Author on big screen
FROM Maryborough to Hollywood, a new movie is set to chart the dramatic life of Mary Poppins author Pamela Lyndon Travers, and her heartbreak over the film adaptation of her books.
Called Saving Mr Banks, the film will focus on the battleTravers waged against the "Disney-fication" of her novels, which she claimed betrayed her original stories and led to a production she described as "all fantasy and no magic".
British actress Emma Thompson is in negotiations to play Travers, who was born Helen Lyndon Goff in Maryborough in 1899 and created the beloved magical nanny in the 1930s.
Tom Hanks is in discussions to join the cast as Walt Disney, who worked for 14 years to persuade a reluctant Travers to allow his company to produce the 1964 Mary Poppins movie.
As shown in the movie, Travers eventually agreed to a $100,000 payment plus 5% of the film's gross, as well as script approval - which was practically unheard of at the time.
She insisted there should be no animation in the movie and harassed the scriptwriters demanding changes, until relations soured to the extent that she was not invited to the premiere - although she turned up anyway after securing her own ticket.
The title of the new film, Saving Mr Banks, is a reference to attempts by the Disney scriptwriters to remove the character of the father, which was one of a swathe of changes suggested to make the plot more palatable for American audiences.
Although Mr Banks eventually remained in the storyline, Travers was unable to prevent other alterations such as turning Mrs Banks into a suffragette, and making the family wealthier than in the books.

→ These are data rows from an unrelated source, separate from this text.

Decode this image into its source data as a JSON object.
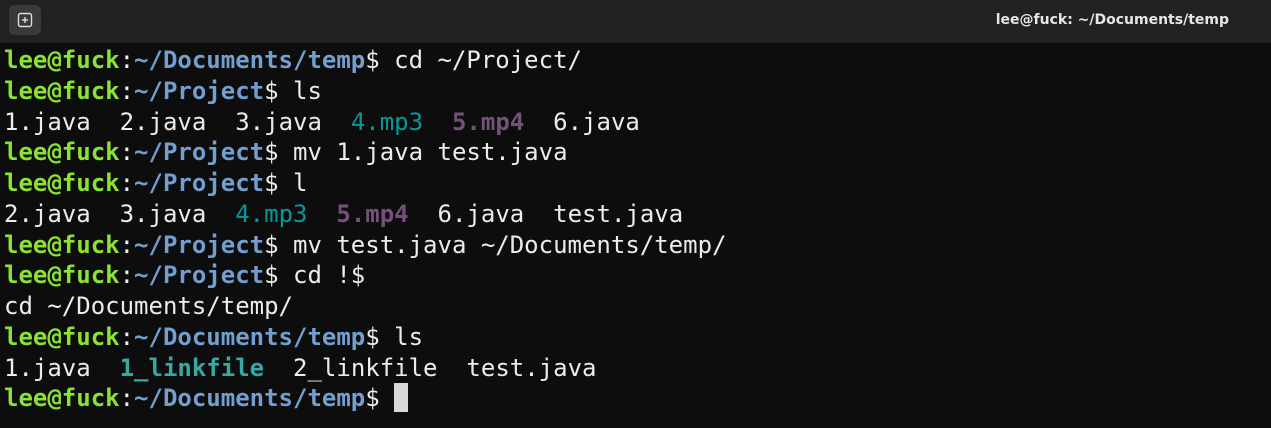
{
  "window": {
    "title": "lee@fuck: ~/Documents/temp",
    "new_tab_icon": "new-tab-icon"
  },
  "colors": {
    "user_host": "#8ae234",
    "path": "#729fcf",
    "audio_file": "#06989a",
    "video_file": "#75507b",
    "symlink": "#34aaa5",
    "text": "#ececec",
    "background": "#0d0d0d"
  },
  "terminal": {
    "lines": [
      {
        "type": "prompt",
        "user": "lee@fuck",
        "path": "~/Documents/temp",
        "command": " cd ~/Project/"
      },
      {
        "type": "prompt",
        "user": "lee@fuck",
        "path": "~/Project",
        "command": " ls"
      },
      {
        "type": "listing",
        "entries": [
          {
            "name": "1.java",
            "kind": "plain",
            "sep": "  "
          },
          {
            "name": "2.java",
            "kind": "plain",
            "sep": "  "
          },
          {
            "name": "3.java",
            "kind": "plain",
            "sep": "  "
          },
          {
            "name": "4.mp3",
            "kind": "audio",
            "sep": "  "
          },
          {
            "name": "5.mp4",
            "kind": "video",
            "sep": "  "
          },
          {
            "name": "6.java",
            "kind": "plain",
            "sep": ""
          }
        ]
      },
      {
        "type": "prompt",
        "user": "lee@fuck",
        "path": "~/Project",
        "command": " mv 1.java test.java"
      },
      {
        "type": "prompt",
        "user": "lee@fuck",
        "path": "~/Project",
        "command": " l"
      },
      {
        "type": "listing",
        "entries": [
          {
            "name": "2.java",
            "kind": "plain",
            "sep": "  "
          },
          {
            "name": "3.java",
            "kind": "plain",
            "sep": "  "
          },
          {
            "name": "4.mp3",
            "kind": "audio",
            "sep": "  "
          },
          {
            "name": "5.mp4",
            "kind": "video",
            "sep": "  "
          },
          {
            "name": "6.java",
            "kind": "plain",
            "sep": "  "
          },
          {
            "name": "test.java",
            "kind": "plain",
            "sep": ""
          }
        ]
      },
      {
        "type": "prompt",
        "user": "lee@fuck",
        "path": "~/Project",
        "command": " mv test.java ~/Documents/temp/"
      },
      {
        "type": "prompt",
        "user": "lee@fuck",
        "path": "~/Project",
        "command": " cd !$"
      },
      {
        "type": "output",
        "text": "cd ~/Documents/temp/"
      },
      {
        "type": "prompt",
        "user": "lee@fuck",
        "path": "~/Documents/temp",
        "command": " ls"
      },
      {
        "type": "listing",
        "entries": [
          {
            "name": "1.java",
            "kind": "plain",
            "sep": "  "
          },
          {
            "name": "1_linkfile",
            "kind": "link",
            "sep": "  "
          },
          {
            "name": "2_linkfile",
            "kind": "plain",
            "sep": "  "
          },
          {
            "name": "test.java",
            "kind": "plain",
            "sep": ""
          }
        ]
      },
      {
        "type": "prompt",
        "user": "lee@fuck",
        "path": "~/Documents/temp",
        "command": " ",
        "cursor": true
      }
    ]
  }
}
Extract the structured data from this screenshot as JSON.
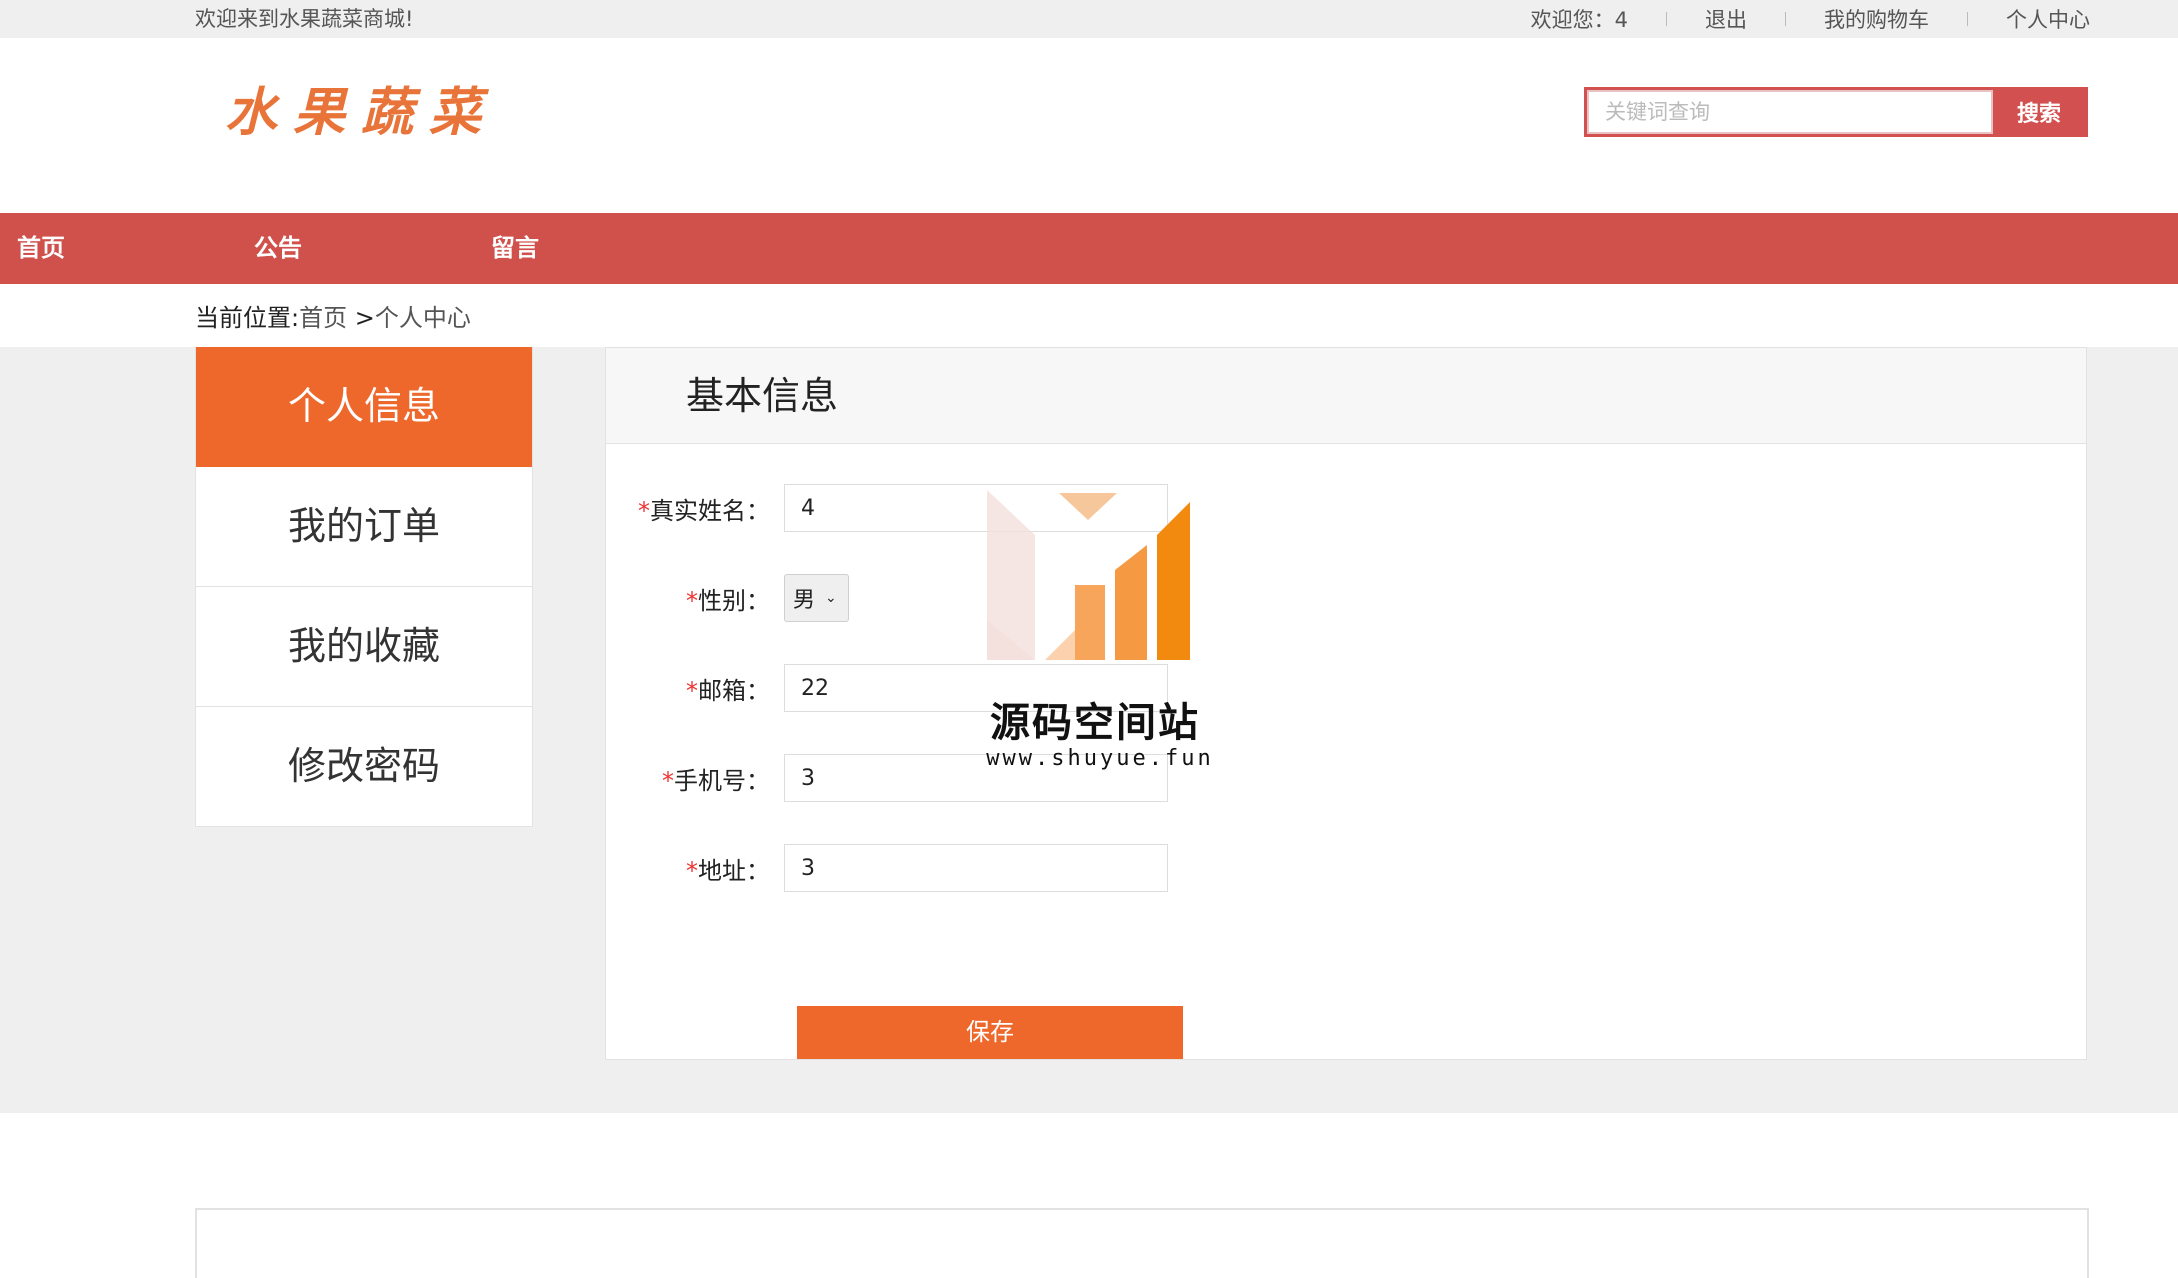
{
  "topbar": {
    "welcome": "欢迎来到水果蔬菜商城!",
    "user_greeting": "欢迎您：4",
    "logout": "退出",
    "cart": "我的购物车",
    "profile": "个人中心"
  },
  "header": {
    "logo_text": "水果蔬菜",
    "search_placeholder": "关键词查询",
    "search_button": "搜索"
  },
  "nav": {
    "items": [
      "首页",
      "公告",
      "留言"
    ]
  },
  "breadcrumb": {
    "prefix": "当前位置:",
    "home": "首页",
    "separator": " >",
    "current": "个人中心"
  },
  "sidebar": {
    "items": [
      {
        "label": "个人信息",
        "active": true
      },
      {
        "label": "我的订单",
        "active": false
      },
      {
        "label": "我的收藏",
        "active": false
      },
      {
        "label": "修改密码",
        "active": false
      }
    ]
  },
  "panel": {
    "title": "基本信息",
    "required_mark": "*",
    "fields": {
      "real_name": {
        "label": "真实姓名：",
        "value": "4"
      },
      "gender": {
        "label": "性别：",
        "value": "男"
      },
      "email": {
        "label": "邮箱：",
        "value": "22"
      },
      "phone": {
        "label": "手机号：",
        "value": "3"
      },
      "address": {
        "label": "地址：",
        "value": "3"
      }
    },
    "save_button": "保存"
  },
  "watermark": {
    "text": "源码空间站",
    "url": "www.shuyue.fun"
  },
  "colors": {
    "nav_red": "#d0504b",
    "accent_orange": "#ee672b"
  }
}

The original film starring Julie Andrews was a huge critical and commercial success, but Travers was so appalled by the adaptation that she sobbed all the way through the opening night.
She was never able to overcome her bitterness towards Disney despite becoming rich from the film royalties, and refused to ever work with the company again.
Travers later agreed to a Mary Poppins stage musical on the single proviso that no Americans were allowed to be involved with the production.
Saving Mr Banks is expected to be released in 2014.